Silenced and unhealed assaults had compounded, and I had grown to believe my voice and I mattered very little in this world. We mattered so little that to apologize for the space we inhabited, I made sure to be as tiny as possible. To fit into this smallness, one that the world teaches us girls it desires, I denied myself food, love, intelligence, ambition, and audacity. Nourishment in all forms. I whittled myself petite and demure in body, mind, and above all, in voice, lest I offended others.
Four years ago, I decided to shift axis. No longer would I live from the role. I would live from the soul.
Write from the soul.
Behave, walk, work, love from the soul.
Speak from the soul, not the role.
My entire world grew from starvation to fullness. Scarcity to abundance. Fear to love. Hiding to speaking.
The moment I began writing, I learned that when we claim our narratives from the hands of others, when we decide to heal, lift, and give voice to the stories we kept hidden for decades, what we are saying is, "I am the sole author of my life. I will speak for I matter as ardently as the sun."
Silence is synonymous to imprisonment. Never again. I am now part of the collective roar. I will forever speak the sonnet of my audacity. I will speak for speaking is the first step to healing, and healing is necessary for freedom. I will speak for this is so much bigger than me. I will speak for whenever I do, another woman hears that her narrative matters, that she too deserves love, kindness, and respect, that she too deserves to drink from the wellspring of resilience, that she too, you too, me too, we are all vital voices in the collective, connective roar.

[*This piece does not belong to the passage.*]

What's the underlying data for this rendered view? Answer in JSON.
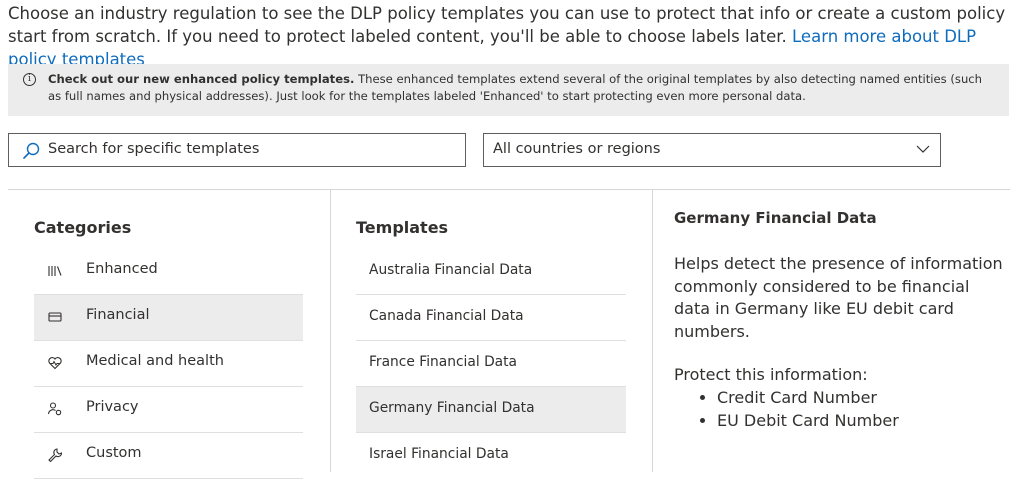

“Look at the sky. When she wishes to explode in a fury of flamingo, peach, lavender, and indigo, she will. When she desires to be an expansive swatch of calm blue, she is. When she longs to spill oceans of rain, she follows her yearning.
The sky does not hesitate. Neither shall we.”
From my memoir, I Am Yours.
I wrote the words for you.
Age 29, from I Am Yours
Age 29, taken just before leaving New York, to start anew.
For years, I had said “Yes” to any job. Any man. Any and every social invitation. Constantly pinballing between jobs, relationships, expectations, any project started on my own was swept to the periphery, soon abandoned. I hardly ate, slept, or had the energy to connect a full thought; my entire day was devoted to racing between the demands of others, racing to catch my breath, racing to simply make it to the next day.
I had no ownership over my voice. Therefore, I had no ownership in my life.
The very notion of having ownership in my world felt shameful. Unladylike. Selfish. Out of my hands.
Who was I to claim any stake in my life, let alone this world? How dare I consider having a voice, let alone dare to use it?
Then one morning, the simplest, truest truth dawned like a little orb of a sun rising: I am a person. I have every right and claim and stake in this world for I am a person. My voice is a small, new sun gaining light, for it deserves to gaze and grace the living day.
I didn’t have a clue how to reinvent my life, find my true tribe, or create a path I could be proud of. Those things felt so daunting and although they are among the most important nourishments in a human life, we aren’t taught how to find them. So I did something simpler. I wrote three lists. A list of my core values: freedom, service, love, integrity, compassion, loyalty, excellence. A list of the habits and practices that would be part of my ideal day. And a list of the qualities that when I die, I will want my life to have stood for.
To soften the fear that rebirth is an enormous endeavor, I told myself all I would focus on were the words on those pages. Day after day, my one task was to honor those words through different practices. Doing so would manifest the larger whole.
It did. It continues to.
Rebirth begins and blooms one piece followed by another. Own your voice. Stake your claim on this planet for you are a singular, incandescent orb of light. Snuggle into the unique aria your voice. Listen to its needs, hopes, desires. Allow it to guide you as you create a world that reflects and honors your truth. Whenever fear and dragons shadow your path, listen even deeper. Your voice will light your way through every darkness.